            UI.Spacer,
            UI.Button.withLabel("OK", new UI.MouseHandler(() => {
                alert(myDialog.getFormValues().text);
                myDialog.close();
            }))
        ]
    ]
});

And finally, you can use the @initializer decorator on a static property to set the default initializer structure for a component (view) class:

// custom dialog container class
class MyDialog extends UI.DialogContainer {
    @UI.initializer
    static initializer = UI.DialogContainer.with({
        content: [
            // a single label bound to the .message property
            UI.WideLabel.withText(UI.bind("message")),

            // a single left-aligned button
            UI.Button.with({
                hasFocus: true,
                label: "OK",
                Press: "okPressed"
            })
        ]
    });

    @Async.observable
    public message: string;

    public okPressed() {
        /* ... do something ... */
        this.close();
    }
}

// instantiate using new
var myDialog = new MyDialog();
myDialog.message = "Hello, world!";
myDialog.display();

Notice the @Async.observable there...?

Asynchronous Programming

The Typescene toolkit enforces developers to be explicit about most things. There is no "magic" happening in the background, nothing that is not explicitly expressed in the code. Except for one thing: Typescene components make heavy use of observable values.

This means that, for example, setting .width on a dialog component will have an effect on the appearance of the dialog without having to call an update or render function. In fact, the render function is there, but it is used to generate "observable" output — observed by the global Screen class while the component is displayed. The output then depends on a number of other observable properties (marked with the Async library's observable decorator). Once one or more of those properties change while observed by Screen, the render function is called again asynchronously (but not necessarily the render functions of nested components, if those didn't also change) to update the DOM.

You can also use asynchronous constructs in your UI code directly. The easiest method to achieve this is with bindings (one or two-way) in an initializer, which watch and/or update a property on the main view component, i.e. the one that the initializer was applied to.

Alternatively, you can use the Async library yourself to generate and consume observable values.

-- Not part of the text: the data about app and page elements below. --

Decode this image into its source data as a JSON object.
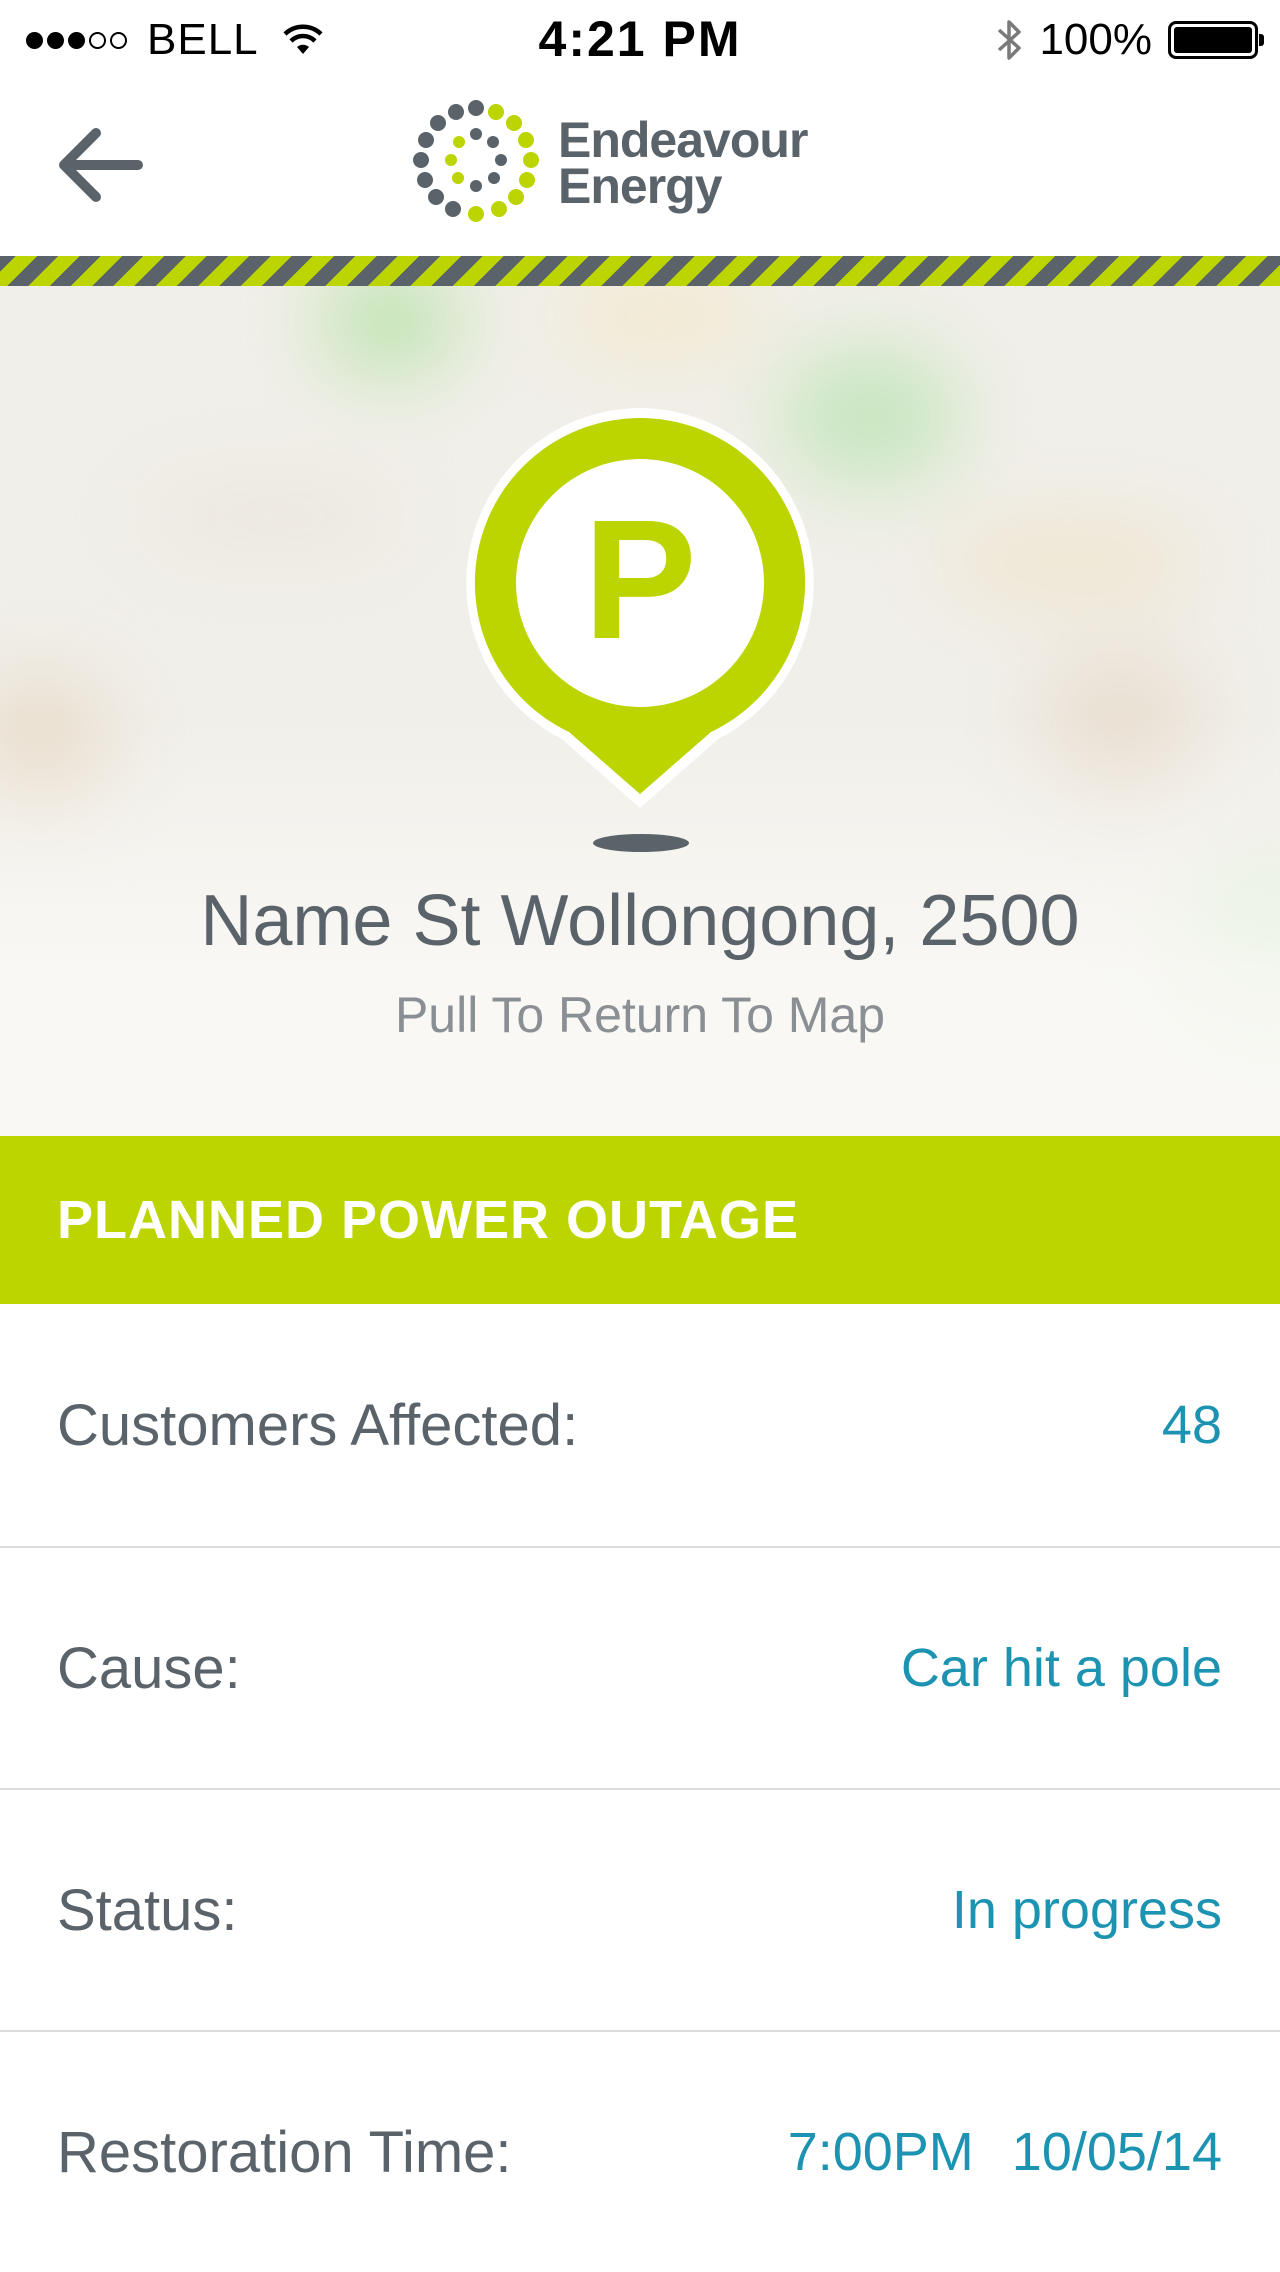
{
  "status_bar": {
    "carrier": "BELL",
    "time": "4:21 PM",
    "battery_percent": "100%",
    "signal_bars_filled": 3,
    "signal_bars_total": 5
  },
  "header": {
    "brand_line1": "Endeavour",
    "brand_line2": "Energy"
  },
  "hero": {
    "pin_letter": "P",
    "address": "Name St Wollongong, 2500",
    "pull_hint": "Pull To Return To Map"
  },
  "banner": {
    "title": "PLANNED POWER OUTAGE"
  },
  "details": {
    "customers_label": "Customers Affected:",
    "customers_value": "48",
    "cause_label": "Cause:",
    "cause_value": "Car hit a pole",
    "status_label": "Status:",
    "status_value": "In progress",
    "restoration_label": "Restoration Time:",
    "restoration_time": "7:00PM",
    "restoration_date": "10/05/14"
  },
  "colors": {
    "brand_green": "#bcd400",
    "brand_grey": "#5b636a",
    "value_blue": "#1c93b1"
  },
  "icons": {
    "back": "arrow-left-icon",
    "wifi": "wifi-icon",
    "bluetooth": "bluetooth-icon",
    "battery": "battery-icon",
    "pin": "map-pin-icon"
  }
}
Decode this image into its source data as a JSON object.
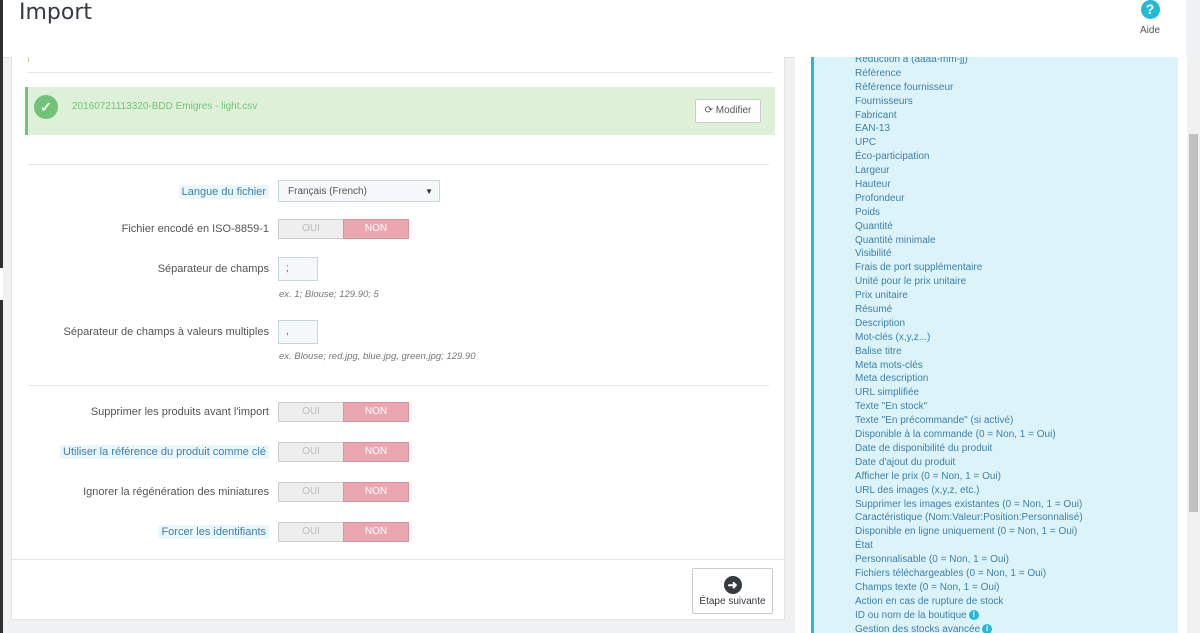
{
  "header": {
    "title": "Import",
    "help_label": "Aide"
  },
  "file": {
    "name": "20160721113320-BDD Emigres - light.csv",
    "modify_label": "Modifier"
  },
  "form": {
    "language": {
      "label": "Langue du fichier",
      "value": "Français (French)"
    },
    "iso": {
      "label": "Fichier encodé en ISO-8859-1"
    },
    "separator": {
      "label": "Séparateur de champs",
      "value": ";",
      "hint": "ex. 1; Blouse; 129.90; 5"
    },
    "multi_separator": {
      "label": "Séparateur de champs à valeurs multiples",
      "value": ",",
      "hint": "ex. Blouse; red.jpg, blue.jpg, green.jpg; 129.90"
    },
    "delete_products": {
      "label": "Supprimer les produits avant l'import"
    },
    "use_reference": {
      "label": "Utiliser la référence du produit comme clé"
    },
    "skip_thumbnails": {
      "label": "Ignorer la régénération des miniatures"
    },
    "force_ids": {
      "label": "Forcer les identifiants"
    },
    "toggle": {
      "yes": "OUI",
      "no": "NON"
    }
  },
  "next_button": "Étape suivante",
  "fields": [
    "Réduction à (aaaa-mm-jj)",
    "Référence",
    "Référence fournisseur",
    "Fournisseurs",
    "Fabricant",
    "EAN-13",
    "UPC",
    "Éco-participation",
    "Largeur",
    "Hauteur",
    "Profondeur",
    "Poids",
    "Quantité",
    "Quantité minimale",
    "Visibilité",
    "Frais de port supplémentaire",
    "Unité pour le prix unitaire",
    "Prix unitaire",
    "Résumé",
    "Description",
    "Mot-clés (x,y,z...)",
    "Balise titre",
    "Meta mots-clés",
    "Meta description",
    "URL simplifiée",
    "Texte \"En stock\"",
    "Texte \"En précommande\" (si activé)",
    "Disponible à la commande (0 = Non, 1 = Oui)",
    "Date de disponibilité du produit",
    "Date d'ajout du produit",
    "Afficher le prix (0 = Non, 1 = Oui)",
    "URL des images (x,y,z, etc.)",
    "Supprimer les images existantes (0 = Non, 1 = Oui)",
    "Caractéristique (Nom:Valeur:Position:Personnalisé)",
    "Disponible en ligne uniquement (0 = Non, 1 = Oui)",
    "État",
    "Personnalisable (0 = Non, 1 = Oui)",
    "Fichiers téléchargeables (0 = Non, 1 = Oui)",
    "Champs texte (0 = Non, 1 = Oui)",
    "Action en cas de rupture de stock",
    "ID ou nom de la boutique",
    "Gestion des stocks avancée"
  ],
  "fields_with_info": [
    40,
    41
  ]
}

For example:

// create a dialog instance
var myDialog = new UI.DialogContainer();

// create an observable value that combines field values
var fullNameObservable = Async.observe(() => {
    var fields = myDialog.getComponentsByType(UI.TextField);
    var values = fields.map(f => f.value);
    var name = values.filter(v => !!v).join(" ");
    return name;
});

// initialize the dialog, using the observable value
myDialog.initializeWithContent([
    [
        // two text fields
        UI.TextField.withName("first", "", "First name"),
        UI.TextField.withName("last", "", "Last name"),
    ],
    [
        // combined name label, and OK button
        UI.WideLabel.withText(fullNameObservable),
        UI.Button.withLabel("OK", "close")
    ]
]);
myDialog.display();

Or, expressed as a proper class:

// custom dialog class using an observable property
class MyDialog extends UI.DialogContainer {
    @UI.initializer
    static initializer = UI.DialogContainer.withContent([
        [
            UI.TextField.withName("first", "", "First name"),
            UI.TextField.withName("last", "", "Last name"),
        ],
        [
            UI.WideLabel.withText(UI.bind("fullName")),
            UI.Button.withLabel("OK", "close")
        ]
    ]);

    @Async.observable
    public get fullName() {
        return this.getComponentsByType(UI.TextField)
            .map(f => f.value).filter(v => !!v).join(" ");
    }
}

For more information on how the Typescene Async library works, see typescene-async on GitHub.

Much more is possible when combining initializers and asynchronous constructs. For example, an initializer could contain an observable value (result of Async.observe) instead of any component factory. The observable value can then take any value at runtime: a component instance (e.g. depending on the value of some other property), a component class, or another component initializer, with more observables and factories.

Stay tuned!